To ensure safe and sustainable rental housing for all Australians, reforms to the various Residential Tenancy Acts (RTAs) across Australian states and territories — alongside recent RTA reforms— must be considered to include a greater sense of care for the needs of each party (that is, stewardship). Key areas of RTA reforms that may increase stewardship[i],[ii] — leading to ‘other oriented’ behaviours[iii],[iv] mutually benefiting all parties — include redefining tenant‑landlord dynamics relating to safety, well-being standards and expectations, property upkeep and accountability and tenancy requirements and practices.

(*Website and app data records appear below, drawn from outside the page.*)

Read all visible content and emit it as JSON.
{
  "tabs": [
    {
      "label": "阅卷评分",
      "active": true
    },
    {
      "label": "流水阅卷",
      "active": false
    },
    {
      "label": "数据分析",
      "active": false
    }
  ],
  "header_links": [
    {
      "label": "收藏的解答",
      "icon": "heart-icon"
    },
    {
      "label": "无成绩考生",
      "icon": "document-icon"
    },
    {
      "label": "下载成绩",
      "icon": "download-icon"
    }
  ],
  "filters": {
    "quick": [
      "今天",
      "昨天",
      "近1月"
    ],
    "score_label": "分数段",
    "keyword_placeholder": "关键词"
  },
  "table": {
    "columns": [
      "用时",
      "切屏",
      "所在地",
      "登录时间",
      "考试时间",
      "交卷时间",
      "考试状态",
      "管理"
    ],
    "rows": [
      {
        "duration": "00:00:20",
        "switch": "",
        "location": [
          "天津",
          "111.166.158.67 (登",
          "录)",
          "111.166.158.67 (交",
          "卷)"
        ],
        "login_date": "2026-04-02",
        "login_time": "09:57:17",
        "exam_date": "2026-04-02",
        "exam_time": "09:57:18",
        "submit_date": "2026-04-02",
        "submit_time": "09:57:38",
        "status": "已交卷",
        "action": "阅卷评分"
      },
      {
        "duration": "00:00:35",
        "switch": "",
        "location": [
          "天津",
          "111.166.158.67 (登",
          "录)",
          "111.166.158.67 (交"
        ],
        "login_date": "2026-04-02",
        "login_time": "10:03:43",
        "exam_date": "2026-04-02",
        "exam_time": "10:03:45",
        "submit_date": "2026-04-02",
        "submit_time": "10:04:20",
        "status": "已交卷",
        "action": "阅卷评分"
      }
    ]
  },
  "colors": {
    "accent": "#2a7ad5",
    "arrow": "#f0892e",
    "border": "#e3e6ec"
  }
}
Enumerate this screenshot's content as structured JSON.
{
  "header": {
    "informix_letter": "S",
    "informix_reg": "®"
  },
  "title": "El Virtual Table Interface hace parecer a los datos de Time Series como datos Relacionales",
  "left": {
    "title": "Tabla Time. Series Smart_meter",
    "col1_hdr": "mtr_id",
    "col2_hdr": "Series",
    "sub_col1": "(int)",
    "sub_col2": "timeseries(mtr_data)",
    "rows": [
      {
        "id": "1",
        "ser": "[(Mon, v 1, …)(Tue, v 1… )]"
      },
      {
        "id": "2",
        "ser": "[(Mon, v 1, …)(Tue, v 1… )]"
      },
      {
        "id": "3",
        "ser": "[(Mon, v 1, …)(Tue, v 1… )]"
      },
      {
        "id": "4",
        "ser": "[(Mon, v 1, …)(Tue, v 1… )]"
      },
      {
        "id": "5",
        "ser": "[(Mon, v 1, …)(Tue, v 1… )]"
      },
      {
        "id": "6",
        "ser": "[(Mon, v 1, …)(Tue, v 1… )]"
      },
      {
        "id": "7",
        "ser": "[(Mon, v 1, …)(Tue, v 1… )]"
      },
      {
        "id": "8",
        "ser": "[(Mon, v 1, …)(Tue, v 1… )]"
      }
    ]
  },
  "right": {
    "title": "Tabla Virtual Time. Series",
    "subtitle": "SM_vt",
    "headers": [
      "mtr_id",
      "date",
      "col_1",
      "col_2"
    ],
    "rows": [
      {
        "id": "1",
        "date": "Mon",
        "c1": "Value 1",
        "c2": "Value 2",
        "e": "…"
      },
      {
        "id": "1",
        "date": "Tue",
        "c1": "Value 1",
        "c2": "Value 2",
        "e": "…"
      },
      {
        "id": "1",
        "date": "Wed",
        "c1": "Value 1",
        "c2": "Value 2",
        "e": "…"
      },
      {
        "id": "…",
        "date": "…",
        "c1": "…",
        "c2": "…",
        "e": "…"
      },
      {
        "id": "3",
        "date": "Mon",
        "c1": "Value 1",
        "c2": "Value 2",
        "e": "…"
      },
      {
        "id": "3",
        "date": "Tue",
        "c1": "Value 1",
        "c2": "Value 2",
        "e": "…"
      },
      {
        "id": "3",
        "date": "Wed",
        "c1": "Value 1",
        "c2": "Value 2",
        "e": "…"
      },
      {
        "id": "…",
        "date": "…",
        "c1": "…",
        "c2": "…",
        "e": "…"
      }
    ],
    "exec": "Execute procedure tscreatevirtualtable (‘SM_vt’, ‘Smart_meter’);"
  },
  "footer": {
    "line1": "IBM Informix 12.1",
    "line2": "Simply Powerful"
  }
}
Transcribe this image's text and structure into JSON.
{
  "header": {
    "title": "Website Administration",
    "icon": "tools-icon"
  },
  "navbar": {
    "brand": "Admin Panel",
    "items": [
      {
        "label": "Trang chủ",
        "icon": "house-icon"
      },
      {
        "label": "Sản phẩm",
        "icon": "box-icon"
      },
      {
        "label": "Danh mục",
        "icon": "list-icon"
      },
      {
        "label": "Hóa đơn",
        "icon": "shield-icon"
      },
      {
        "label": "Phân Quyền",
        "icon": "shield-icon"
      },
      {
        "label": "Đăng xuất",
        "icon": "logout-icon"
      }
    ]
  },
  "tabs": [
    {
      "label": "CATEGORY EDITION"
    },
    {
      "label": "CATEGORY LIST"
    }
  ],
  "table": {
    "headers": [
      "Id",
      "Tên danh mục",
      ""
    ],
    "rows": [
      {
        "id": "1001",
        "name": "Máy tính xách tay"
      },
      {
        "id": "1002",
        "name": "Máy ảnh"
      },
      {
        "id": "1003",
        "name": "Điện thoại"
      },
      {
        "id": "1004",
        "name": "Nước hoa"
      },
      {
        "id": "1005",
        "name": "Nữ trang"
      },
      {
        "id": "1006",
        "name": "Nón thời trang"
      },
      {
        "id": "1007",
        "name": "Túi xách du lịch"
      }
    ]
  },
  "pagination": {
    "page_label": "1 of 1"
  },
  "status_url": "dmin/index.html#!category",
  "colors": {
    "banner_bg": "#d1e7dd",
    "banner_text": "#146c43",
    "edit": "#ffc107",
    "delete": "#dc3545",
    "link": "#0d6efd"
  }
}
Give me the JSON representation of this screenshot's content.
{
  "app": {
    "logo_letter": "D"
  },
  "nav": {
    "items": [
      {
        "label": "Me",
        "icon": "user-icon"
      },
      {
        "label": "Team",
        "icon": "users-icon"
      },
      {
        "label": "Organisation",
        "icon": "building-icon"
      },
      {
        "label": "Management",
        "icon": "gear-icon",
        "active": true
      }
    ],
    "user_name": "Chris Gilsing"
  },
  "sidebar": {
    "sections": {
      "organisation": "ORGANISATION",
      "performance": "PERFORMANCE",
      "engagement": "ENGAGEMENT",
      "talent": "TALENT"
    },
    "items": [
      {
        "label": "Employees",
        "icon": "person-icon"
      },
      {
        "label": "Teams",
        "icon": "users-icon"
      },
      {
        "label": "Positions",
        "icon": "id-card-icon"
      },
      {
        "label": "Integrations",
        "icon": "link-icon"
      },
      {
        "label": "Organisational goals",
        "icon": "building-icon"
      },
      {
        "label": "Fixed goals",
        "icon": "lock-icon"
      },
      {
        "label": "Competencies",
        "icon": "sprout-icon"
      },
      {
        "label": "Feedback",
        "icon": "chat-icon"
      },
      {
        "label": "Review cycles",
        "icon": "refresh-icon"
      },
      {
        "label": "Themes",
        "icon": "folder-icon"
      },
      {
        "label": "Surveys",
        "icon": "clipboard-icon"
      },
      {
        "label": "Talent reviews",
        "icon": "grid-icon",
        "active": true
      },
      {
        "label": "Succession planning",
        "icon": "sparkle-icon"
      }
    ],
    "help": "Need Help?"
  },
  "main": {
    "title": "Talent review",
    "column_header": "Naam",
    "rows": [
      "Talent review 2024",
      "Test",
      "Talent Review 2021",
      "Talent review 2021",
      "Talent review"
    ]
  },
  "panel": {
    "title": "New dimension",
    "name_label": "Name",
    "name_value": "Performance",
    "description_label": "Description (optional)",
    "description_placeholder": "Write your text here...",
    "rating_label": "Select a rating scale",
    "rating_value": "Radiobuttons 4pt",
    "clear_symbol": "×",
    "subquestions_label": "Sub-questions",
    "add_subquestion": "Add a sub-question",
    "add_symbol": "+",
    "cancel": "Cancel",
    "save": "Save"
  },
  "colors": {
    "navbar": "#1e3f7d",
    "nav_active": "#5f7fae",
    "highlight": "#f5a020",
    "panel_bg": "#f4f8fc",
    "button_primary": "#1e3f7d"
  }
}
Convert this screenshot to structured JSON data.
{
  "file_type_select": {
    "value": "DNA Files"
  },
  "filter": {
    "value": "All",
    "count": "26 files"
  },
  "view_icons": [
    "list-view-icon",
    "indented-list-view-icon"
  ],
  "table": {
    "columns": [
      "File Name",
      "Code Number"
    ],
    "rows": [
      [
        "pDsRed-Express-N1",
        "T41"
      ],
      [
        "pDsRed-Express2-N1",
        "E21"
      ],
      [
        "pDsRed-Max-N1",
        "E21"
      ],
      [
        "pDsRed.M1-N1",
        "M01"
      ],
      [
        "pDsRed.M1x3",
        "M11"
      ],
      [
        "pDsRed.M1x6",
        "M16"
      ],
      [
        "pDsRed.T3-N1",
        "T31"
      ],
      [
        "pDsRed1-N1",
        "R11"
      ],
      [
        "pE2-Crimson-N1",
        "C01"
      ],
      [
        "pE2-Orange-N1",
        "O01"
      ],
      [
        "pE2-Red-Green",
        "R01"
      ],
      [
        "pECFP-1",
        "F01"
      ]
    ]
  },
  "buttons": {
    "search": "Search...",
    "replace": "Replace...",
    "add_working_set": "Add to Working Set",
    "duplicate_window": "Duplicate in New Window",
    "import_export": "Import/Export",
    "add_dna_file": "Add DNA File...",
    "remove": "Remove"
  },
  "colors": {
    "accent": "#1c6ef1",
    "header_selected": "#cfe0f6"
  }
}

Integrating a stewardship approach can be seen to provide benefit to both tenants and landlords.
Embracing a stewardship approach can prove advantageous for both tenants and landlords[v]. When tenants adopt the role of stewards, they assume the responsibility of preserving and nurturing the rental property as if it were their own [vi]. This encompasses adhering to safety and well-being criteria, promptly addressing property maintenance, and fulfilling tenancy obligations. Tenant stewardship signifies a proactive stance towards ensuring habitable living conditions, showing reverence for the property's integrity, and engaging in transparent communication with landlords. Through adopting stewardship principles, tenants contribute to the overall calibre and sustainability of the rental housing sector, fostering a harmonious rapport with landlords and a shared sense of duty.
Similarly, when landlords assume the role of stewards, they safeguard and conserve rental properties to ensure the welfare of both tenants and the property itself. This role entails compliance with legal and regulatory mandates and a genuine dedication to upholding liveable conditions and cultivating positive tenant-landlord relationships. As stewards, landlords prioritize property maintenance, promptly address upkeep concerns, uphold safety benchmarks, and maintain open communication channels with tenants. This proactive engagement cultivates an environment of equilibrium and sustainability in rental housing, benefiting all parties involved and bolstering the general stability of the rental market.
Drawing inspiration from the stewardship concept, these reforms can augment the rights and responsibilities of landlords and tenants. In particular, integrating stewardship into RTAs can cultivate a deeper sense of care and consideration between these two entities. The proposed reforms, aimed at incorporating stewardship principles, are designed to foster fairness and contribute to establishing a more sustainable and impartial rental housing sector in Australia[vii],[viii]. The thrust of our article lies in outlining recommendations and providing guidance for proactively addressing prevalent issues tenants and landlords face. Moreover, it seeks to resolve immediate concerns and institute effective protocols to perpetuate sustainable housing practices throughout Australia.
By Dr Tracey Dodd and Mr Nicholas Alex Gerald Marzohl, Adelaide Business School, the University of Adelaide.
This is a summary of an article originally written for the Council to Homeless Persons’ Parity Magazine.
[i] Consumer and Business Services 2023, Review of SA’s Renting Laws, Government of South Australia, https://www.cbs.sa.gov. au/campaigns/review-of-sas-renting-laws
[ii] Commissioner for Residential Tenancies 2023, February, Changes to Renting Laws, Victoria State Government, https://www.rentingcommissioner.vic.gov.au/the-rental-sector/changes-to-renting-laws.
[iii] Davis J H, Schoorman F D and Donaldson L 1997, ‘Toward a Stewardship Theory of Management’, Academy of Management Review, vol. 22, no. 1, pp. 20–47.
[iv] Hernandez M 2012, ‘Toward an Understanding of the Psychology of Stewardship’, Academy of Management Review, vol. 37, no. 2, pp. 172–193.
[v] Power E R and Gillon C 2022, ‘Performing the “Good Tenant”’, Housing Studies, vol. 37, no. 3, pp. 459–482.
[vi] Power E R and Gillon C 2022, pp cit.
[vii] Power E R and Gillon C 2022, op cit.
[viii] Morris A, Hulse K and Pawson H 2017, ‘Long-term Private Renters: Perceptions of Security and Insecurity’, Journal of Sociology, vol. 53, no. 3, pp. 653–669.